Why is it called a Code?
This Act of Parliament is called a code because it codifies criminal law in Canada in a central place, similar to a reference text. In legal terms, codification involved collecting and restating the law in certain areas, usually by subject.
History of the Code
The Criminal Code was made law in 1892 by Parliament in accordance with section 91(27) of the Constitution Act, 1867, which gives the federal government the power to make criminal laws in Canada.
Before the Code was enacted, criminal law in this country was a mixture of common and statute law from Britain, along with statute law of the individual provinces and federal legislation since Confederation. In 1890, the Attorney General of Canada tasked a committee with drafting a unified code. On March 8, 1892, Bill 7, The Criminal Code was introduced into Parliament. It brought together much of the existing law across the nation into an orderly system. It did not purport to reduce all the criminal law in Canada into one comprehensive document, as it would still be necessary to refer to the common law. As well, many previously enacted federal statutes were listed in a schedule to the Bill.
The Bill was proclaimed in force on July 1, 1893. The criminal law in Canada then consisted primarily of the Criminal Code and federal legislation preserved in the schedule to the Code. It also consisted of the common law of each province, except where the common law had been altered by federal legislation. Also, any imperial criminal statutes that had not been superseded by Canadian legislation remained in force.
In 1947, the government appointed a Royal Commission to revise the Code, which came into force in 1955. Changes included abolishing all common law offences, offences under Imperial acts and offences under pre-Confederation acts.
Other updates to the Code have happened since then to reflect societal values.
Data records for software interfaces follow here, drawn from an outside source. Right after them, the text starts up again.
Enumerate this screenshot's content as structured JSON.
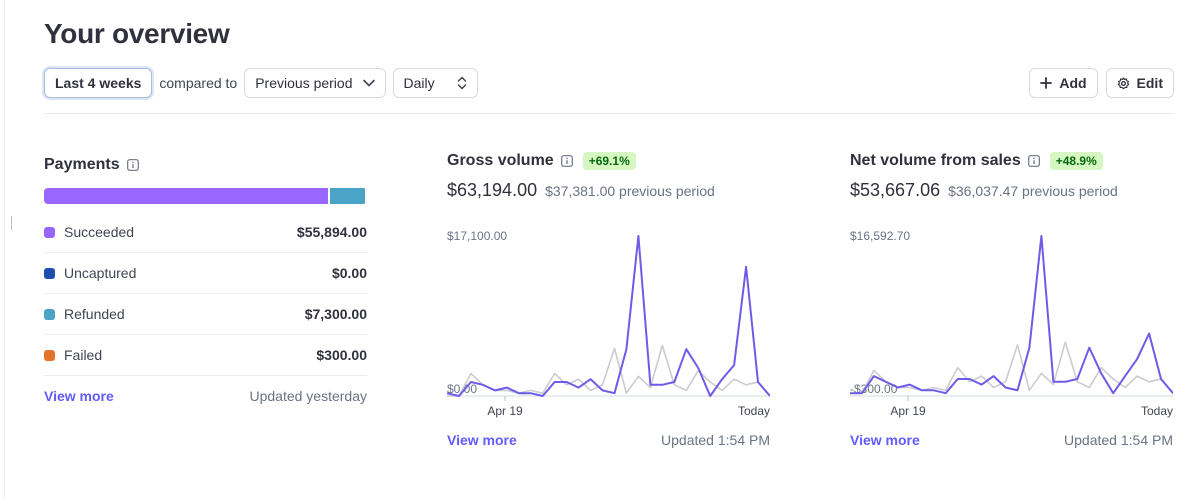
{
  "page": {
    "title": "Your overview"
  },
  "toolbar": {
    "range_label": "Last 4 weeks",
    "compared_to": "compared to",
    "comparison_label": "Previous period",
    "interval_label": "Daily",
    "add_label": "Add",
    "edit_label": "Edit"
  },
  "payments": {
    "title": "Payments",
    "items": [
      {
        "label": "Succeeded",
        "amount": "$55,894.00",
        "value": 55894.0,
        "color": "#9966ff"
      },
      {
        "label": "Uncaptured",
        "amount": "$0.00",
        "value": 0.0,
        "color": "#1f4fae"
      },
      {
        "label": "Refunded",
        "amount": "$7,300.00",
        "value": 7300.0,
        "color": "#4ba3c7"
      },
      {
        "label": "Failed",
        "amount": "$300.00",
        "value": 300.0,
        "color": "#e5732b"
      }
    ],
    "view_more": "View more",
    "updated": "Updated yesterday"
  },
  "gross": {
    "title": "Gross volume",
    "change": "+69.1%",
    "amount": "$63,194.00",
    "previous": "$37,381.00 previous period",
    "y_max_label": "$17,100.00",
    "y_min_label": "$0.00",
    "x_start": "Apr 19",
    "x_end": "Today",
    "view_more": "View more",
    "updated": "Updated 1:54 PM"
  },
  "net": {
    "title": "Net volume from sales",
    "change": "+48.9%",
    "amount": "$53,667.06",
    "previous": "$36,037.47 previous period",
    "y_max_label": "$16,592.70",
    "y_min_label": "-$300.00",
    "x_start": "Apr 19",
    "x_end": "Today",
    "view_more": "View more",
    "updated": "Updated 1:54 PM"
  },
  "colors": {
    "current_line": "#6c5ce7",
    "previous_line": "#c9ccd1",
    "accent_link": "#635bff",
    "badge_bg": "#d7f7c2",
    "badge_text": "#05690d"
  },
  "chart_data": [
    {
      "type": "line",
      "title": "Gross volume",
      "x_start": "Apr 19",
      "x_end": "Today",
      "ylim": [
        0,
        17100
      ],
      "series": [
        {
          "values": [
            300,
            0,
            1500,
            1200,
            600,
            900,
            300,
            300,
            0,
            1500,
            1500,
            900,
            1800,
            600,
            300,
            5000,
            17100,
            1200,
            1200,
            1500,
            5000,
            3000,
            0,
            1800,
            3300,
            13800,
            1500,
            0
          ]
        },
        {
          "values": [
            0,
            0,
            2400,
            1200,
            600,
            600,
            300,
            600,
            300,
            2400,
            1200,
            1800,
            600,
            1200,
            5100,
            300,
            2100,
            900,
            5400,
            1200,
            600,
            2700,
            1500,
            600,
            1800,
            1200,
            1500,
            0
          ]
        }
      ]
    },
    {
      "type": "line",
      "title": "Net volume from sales",
      "x_start": "Apr 19",
      "x_end": "Today",
      "ylim": [
        -300,
        16592.7
      ],
      "series": [
        {
          "values": [
            0,
            0,
            1800,
            1200,
            600,
            900,
            300,
            300,
            0,
            1500,
            1500,
            900,
            1800,
            600,
            300,
            4800,
            16592.7,
            1200,
            1200,
            1500,
            4800,
            2100,
            0,
            1800,
            3600,
            6300,
            1500,
            0
          ]
        },
        {
          "values": [
            0,
            0,
            2400,
            1200,
            600,
            600,
            300,
            600,
            300,
            2700,
            1200,
            1800,
            600,
            1200,
            5100,
            300,
            2100,
            900,
            5400,
            1200,
            600,
            2700,
            1500,
            600,
            1800,
            1200,
            1500,
            0
          ]
        }
      ]
    }
  ]
}
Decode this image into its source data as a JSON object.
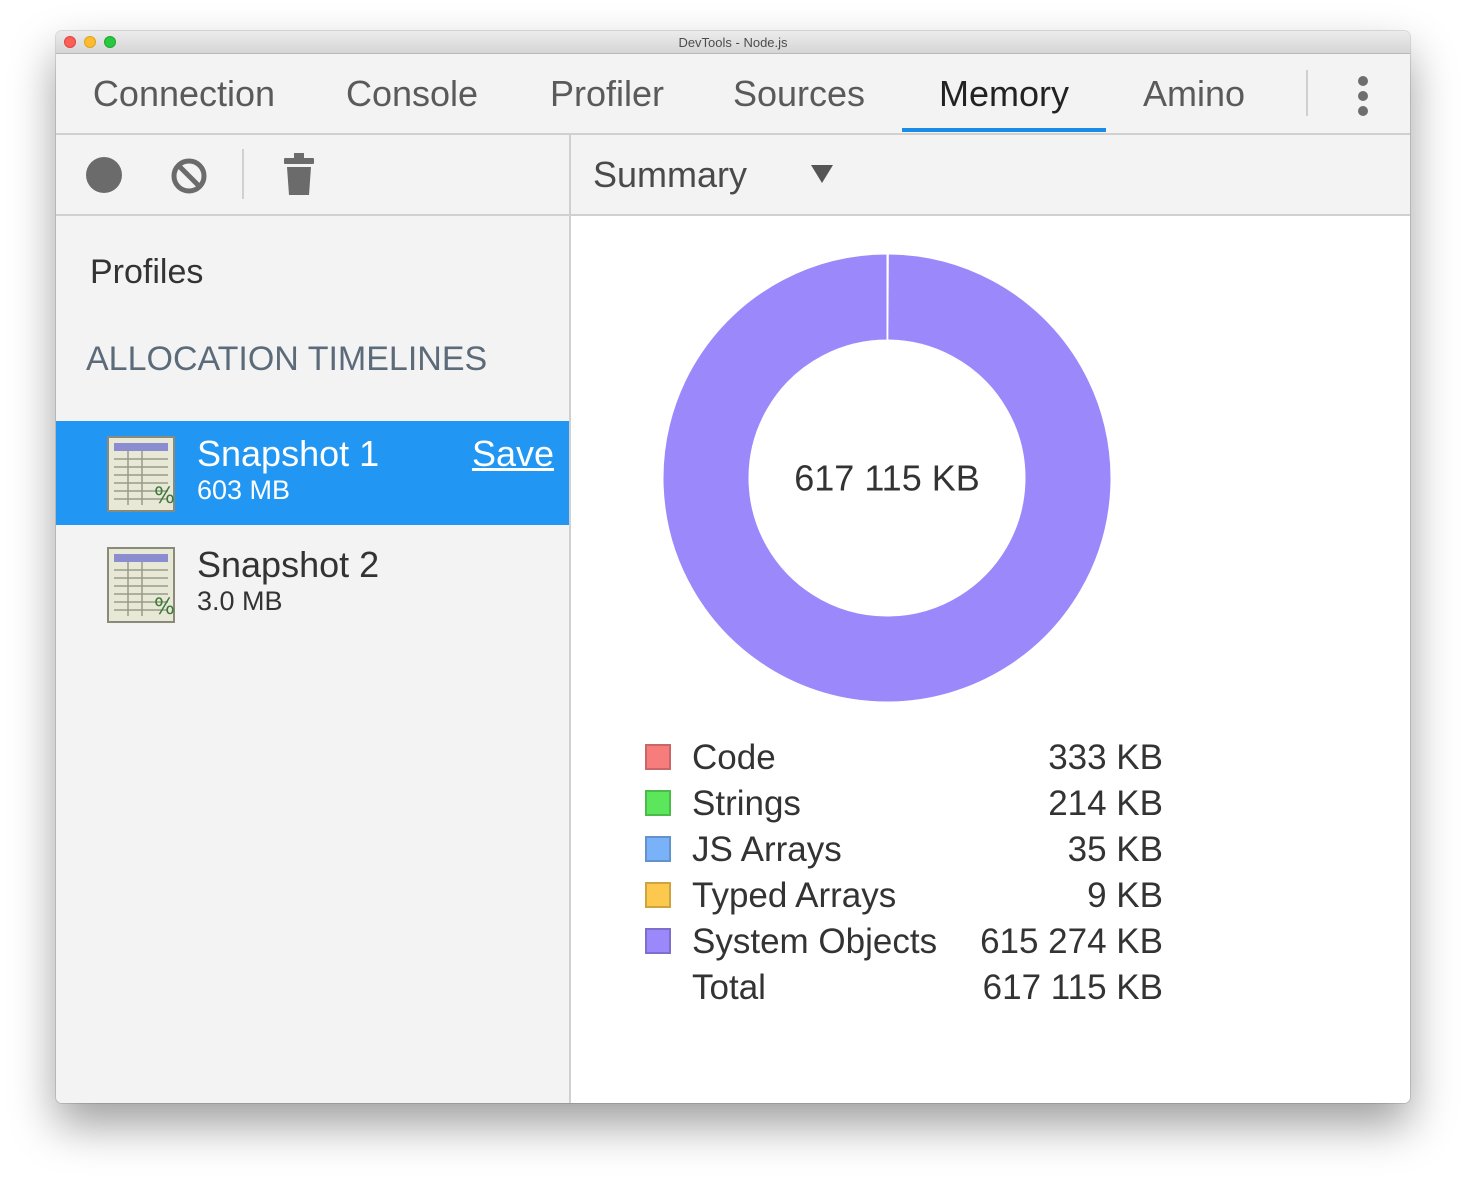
{
  "window": {
    "title": "DevTools - Node.js"
  },
  "tabs": [
    {
      "label": "Connection"
    },
    {
      "label": "Console"
    },
    {
      "label": "Profiler"
    },
    {
      "label": "Sources"
    },
    {
      "label": "Memory",
      "active": true
    },
    {
      "label": "Amino"
    }
  ],
  "toolbar": {
    "view_select": "Summary",
    "icons": [
      "record-icon",
      "clear-icon",
      "trash-icon",
      "dropdown-arrow-icon"
    ]
  },
  "sidebar": {
    "heading": "Profiles",
    "section": "ALLOCATION TIMELINES",
    "snapshots": [
      {
        "title": "Snapshot 1",
        "size": "603 MB",
        "selected": true,
        "action": "Save"
      },
      {
        "title": "Snapshot 2",
        "size": "3.0 MB",
        "selected": false
      }
    ]
  },
  "summary": {
    "center_label": "617 115 KB",
    "legend": [
      {
        "label": "Code",
        "value": "333 KB",
        "color": "#f77d7d"
      },
      {
        "label": "Strings",
        "value": "214 KB",
        "color": "#5ce65c"
      },
      {
        "label": "JS Arrays",
        "value": "35 KB",
        "color": "#7ab2fa"
      },
      {
        "label": "Typed Arrays",
        "value": "9 KB",
        "color": "#fcc84d"
      },
      {
        "label": "System Objects",
        "value": "615 274 KB",
        "color": "#9b88fb"
      }
    ],
    "total": {
      "label": "Total",
      "value": "617 115 KB"
    }
  },
  "chart_data": {
    "type": "pie",
    "categories": [
      "Code",
      "Strings",
      "JS Arrays",
      "Typed Arrays",
      "System Objects"
    ],
    "values": [
      333,
      214,
      35,
      9,
      615274
    ],
    "colors": [
      "#f77d7d",
      "#5ce65c",
      "#7ab2fa",
      "#fcc84d",
      "#9b88fb"
    ]
  }
}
For example, laws against vagrancy and anal intercourse have been removed, while new legislation about sharing intimate photos online has been added.
Canadian Laws Found Elsewhere
While the Criminal Code encompasses the majority of the criminal law in Canada, other federal criminal laws can be found in statutes such as the Firearms Act, the Controlled Drugs and Substances Act, and the Youth Criminal Justice Act.
How large is the Code?
It is more than 300,000 words, or 1,226 pages long, and is available in four formats: HTLM, Braille, XML, PDF. It can be found online or at public or law libraries.